Moths, bats, and climate change: How changing weather could threaten migration
Krauel, JJ, JK Westbrook, and GE McCracken. "Weather-Driven Dynamics in a Dual-Migrant System: Moths and Bats." Journal of Animal Ecology 84, no. 3(2015): 604–14. DOI: http://dx.doi.org/10.1111/1365-2656.12327
The monarch butterfly isn't nature's only migrator. Across most continents there are annual landscape-scale movements of massive numbers of insects. These migrations distribute resources across ecological corridors. For some predators, like bats that feed on migrating moths, migration time means fatty food delivery. One of these families of migrating moths is the Noctuidae, which, in the U.S., is an agricultural pest. It's also a main source of food for Brazilian free-tailed bats. The noctuid moths tend to cause heavy crop damage when they migrate into North America in the springtime. Each season, large groups of bats migrate from Mexico to follow the moths, often roosting and feasting together right in the middle of the moth's migration corridor. But how does weather alter the equation?
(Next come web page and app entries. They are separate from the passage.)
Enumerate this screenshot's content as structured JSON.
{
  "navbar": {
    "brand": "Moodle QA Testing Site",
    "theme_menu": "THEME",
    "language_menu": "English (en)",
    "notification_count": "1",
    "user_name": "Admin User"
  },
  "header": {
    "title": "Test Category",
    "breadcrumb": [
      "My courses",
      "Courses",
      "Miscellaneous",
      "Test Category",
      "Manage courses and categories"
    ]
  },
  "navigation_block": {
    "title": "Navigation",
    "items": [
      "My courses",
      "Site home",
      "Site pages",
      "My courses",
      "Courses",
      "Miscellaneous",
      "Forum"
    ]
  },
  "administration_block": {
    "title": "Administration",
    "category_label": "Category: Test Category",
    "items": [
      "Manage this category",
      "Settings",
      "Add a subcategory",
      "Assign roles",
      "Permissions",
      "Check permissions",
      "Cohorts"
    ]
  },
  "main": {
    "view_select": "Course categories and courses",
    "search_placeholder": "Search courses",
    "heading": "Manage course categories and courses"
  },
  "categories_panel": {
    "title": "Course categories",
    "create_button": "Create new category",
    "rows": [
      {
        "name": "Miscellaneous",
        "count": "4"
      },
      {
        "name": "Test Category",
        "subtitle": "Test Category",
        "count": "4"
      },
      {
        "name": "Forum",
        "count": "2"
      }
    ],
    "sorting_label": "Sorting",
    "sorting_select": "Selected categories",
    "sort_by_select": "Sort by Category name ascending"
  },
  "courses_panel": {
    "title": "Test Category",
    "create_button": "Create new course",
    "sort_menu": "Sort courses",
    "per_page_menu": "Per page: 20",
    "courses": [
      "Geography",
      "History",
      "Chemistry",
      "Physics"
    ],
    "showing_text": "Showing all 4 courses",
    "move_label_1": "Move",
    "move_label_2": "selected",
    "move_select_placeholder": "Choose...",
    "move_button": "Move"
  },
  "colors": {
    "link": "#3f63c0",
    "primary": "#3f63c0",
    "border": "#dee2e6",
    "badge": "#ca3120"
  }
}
From 2010 to 2012, researchers at the University of Tennessee trekked to Texas to study bat-moth dynamics during the autumn migrations. They also tracked the low-pressure cold front systems that sweep from the north in the Great Plains to the South in autumn. These systems bring winds that sweep southward as well. The researchers used three traps at two different locations — one near a bat-colonized cave in Uvidae County, Texas and one 400 kilometers north — and caught a total of 63,654 corn earworm, fall armyworm, and cabbage looper moths. They also caught, weighed, and released 2,318 Brazilian free-tailed bats, and set up bat activity detectors at the cave entrance in Uvidae. The detectors recorded when the bats left at night to feed and when they returned near dawn. During each study interval, researchers kept close watch on the weather, documenting data like barometric pressure and wind.
The results confirmed that noctuid moths migrate with the weather — specifically with autumn cold fronts. More moths were always found at the traps when the cold fronts passed through, with one species arriving on the same day as the front's arrival while others followed one day or two days after. The body mass of the bats also seemed to respond to the weather: bat weight increased during cold front passages, and increased generally as the season progressed, especially for females. The research suggests that bats feasted on the moths brought in by northerly winds. Surprisingly, during these cold fronts, bat activity lasted longer into the night. Although a higher number of moths usually means that bats fill their bellies faster and return quickly to roost, researchers hypothesized that more migrating bats arrived on the same winds as the moths. As these migrators joined the local bats at the cave throughout the night, the bat detectors registered longer nights with ongoing activity.
Finding a predator-prey migration relationship that is so strongly tied to seasonal cold fronts highlights the ecological importance of weather. It also spells trouble for the future, when weather patterns will shift as the climate changes. Moths migrate as a response to wind and to extremes in temperature. Alter those parts of the weather system and both the bat predators and the moth prey may not adapt.
Right now, droughts in southern Texas are predicted to continue, which will mean fewer moths. Fewer moths could mean fewer bats gain enough body weight to migrate. If the bats overwinter in Texas, they might not find enough food locally to survive, since their food source, corn earworm moths, enter a hibernation period in late summer and are harder to locate then. If bats and moths are out of synch it means hard times for agriculturalists that rely on bats to keep down pest populations. As the effects of climate change increase, seemingly small movements, like these moths in the wind, may change the future of food and economic security.